Share Ministry, Even If It’s No Big Deal, Because It Actually Is
Here’s a quick story from church life that seems ho-hum on the surface. But the reality is, God used it to remind me of an important truth that I was veering from. Oftentimes the Lord is at work in the very ordinary.
Our church partners with a local Free Food Market, which serves area families who live at or below the poverty level. Each month we ask attendees to bring a designated item that we gather up and then take to the Market. Sometimes it’s diapers. Sometimes it’s canned beans. Some months it’s veggies. Next month we’re collecting toilet paper.
Each Sunday for the last year, my family would throw all the donations in our trunk, take them home, stack them up in our garage, and then drive them over to the Market at the end of the month. No big deal. A couple months this summer I got way behind in my deliveries and canned food was piled so high you couldn’t find the tool bench. Kind of a pain, but not a real problem.
About a month ago I was making announcements during our church service, including the next donation item for everyone to bring in. Without forethought I said, “There’s actually one small job that I would love to share with someone who might be interested in being an important link in the chain for this ministry. Let me know if that’s you after the service.” I honestly didn’t think anyone would inquire and that was fine. Like I said, no big deal. Not a real problem.
After the service a young mom (of three boys ages four and under) who had been attending our church for less than a month asked me what the link-in-the-chain job entailed. I told her about gathering all the donation items each Sunday and taking them to the Market at the end of the month.
Her eyes lit up and she said, “I’d love to do that! I’ve been looking for some way that I can serve with my boys. I want to do something they can see so I can show them that our family serves at church and serves in the community. This would be perfect!”
While indeed a simple story, here are a few implications that I hope will encourage you, as they did me, whether you’re a church leader or a church attendee or even a new mom:
1. If you’re a church leader and you’re like me, you do a hundred things a week and think to yourself, “I could hand this over to someone, but it only takes me a minute, and it’s not that big a deal.

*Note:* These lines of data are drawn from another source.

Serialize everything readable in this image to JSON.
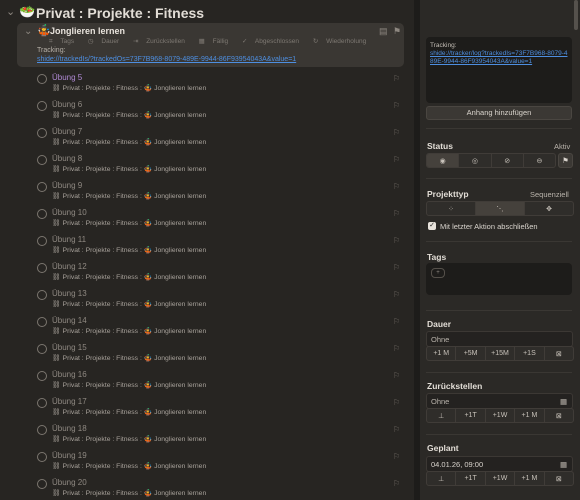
{
  "header": {
    "title": "Privat : Projekte : Fitness",
    "project_icon": "🥗"
  },
  "selected_task": {
    "icon": "🤹",
    "title": "Jonglieren lernen",
    "chips": [
      "Tags",
      "Dauer",
      "Zurückstellen",
      "Fällig",
      "Abgeschlossen",
      "Wiederholung"
    ],
    "note_label": "Tracking:",
    "note_link": "shide://trackedIs/?trackedOs=73F7B968-8079-489E-9944-86F93954043A&value=1"
  },
  "tasks": [
    {
      "name": "Übung 5",
      "accent": true
    },
    {
      "name": "Übung 6",
      "accent": false
    },
    {
      "name": "Übung 7",
      "accent": false
    },
    {
      "name": "Übung 8",
      "accent": false
    },
    {
      "name": "Übung 9",
      "accent": false
    },
    {
      "name": "Übung 10",
      "accent": false
    },
    {
      "name": "Übung 11",
      "accent": false
    },
    {
      "name": "Übung 12",
      "accent": false
    },
    {
      "name": "Übung 13",
      "accent": false
    },
    {
      "name": "Übung 14",
      "accent": false
    },
    {
      "name": "Übung 15",
      "accent": false
    },
    {
      "name": "Übung 16",
      "accent": false
    },
    {
      "name": "Übung 17",
      "accent": false
    },
    {
      "name": "Übung 18",
      "accent": false
    },
    {
      "name": "Übung 19",
      "accent": false
    },
    {
      "name": "Übung 20",
      "accent": false
    }
  ],
  "task_crumb": "Privat : Projekte : Fitness : 🤹 Jonglieren lernen",
  "inspector": {
    "note_label": "Tracking:",
    "note_link": "shide://tracker/log?trackedIs=73F7B968-8079-489E-9944-86F93954043A&value=1",
    "attach_label": "Anhang hinzufügen",
    "status": {
      "title": "Status",
      "value": "Aktiv"
    },
    "project_type": {
      "title": "Projekttyp",
      "value": "Sequenziell"
    },
    "complete_with_last_label": "Mit letzter Aktion abschließen",
    "tags": {
      "title": "Tags",
      "add_label": "+"
    },
    "duration": {
      "title": "Dauer",
      "value": "Ohne",
      "quick": [
        "+1 M",
        "+5M",
        "+15M",
        "+1S"
      ]
    },
    "defer": {
      "title": "Zurückstellen",
      "value": "Ohne",
      "quick": [
        "+1T",
        "+1W",
        "+1 M"
      ]
    },
    "planned": {
      "title": "Geplant",
      "value": "04.01.26, 09:00",
      "quick": [
        "+1T",
        "+1W",
        "+1 M"
      ]
    }
  }
}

Really, not a problem.” While those sentiments are true, what’s also true is that it’s a hoarding mentality. It prioritizes my convenience over sharing ministry. It robs others of the chance to serve. If I hadn’t made that announcement on a whim, my friend would still be wondering where she might serve and I probably wouldn’t even know she was looking.
2. If you’re a church attendee, don’t underestimate the value of serving in what feels like small ways. Seemingly small acts of service do indeed add up. Our church’s participation in the Free Food Market is a chain with multiple links. When my friend took over the middle link, it not only freed me and my family up a bit, but it connected her to all the church attendees who bring donations each week. Her link in the chain allows dozens of people to serve the underprivileged in our community. That “small” act is actually a big deal.
3. If you’re a young mom, this is a testimony that you can indeed serve with your littles ones in tow. During this season of her life there are many things she can’t do because of her kids’ ages and their needs—but physically transporting donated items in her van is something she can do. And it’s something they can see. It’s a tangible example to her young sons that their family serves Jesus. If you're in her season, as the leaders at your church for something doable like this--and don't take no for an answer (they may need the nudge!).
This simple story has been used by the Holy Spirit to impress an important lesson on my heart: share ministry, even if it’s no big deal, because it actually is. The Lord designed our church families to function this way. By hoarding even small tasks, I prevent other parts of the body from playing their role. Thankfully, my friend was eager to serve and she reached out in her desire for the edification of the body and community.
The Word of God is true! It was silly and wrong of me to minimize God’s calling for each and every body part. I’m so glad my friend didn’t.
For the body does not consist of one member but of many…God arranged the members in the body, each one of them, as he chose. If all were a single member, where would the body be? As it is, there are many parts, yet one body. - 1 Corinthians 12:14-20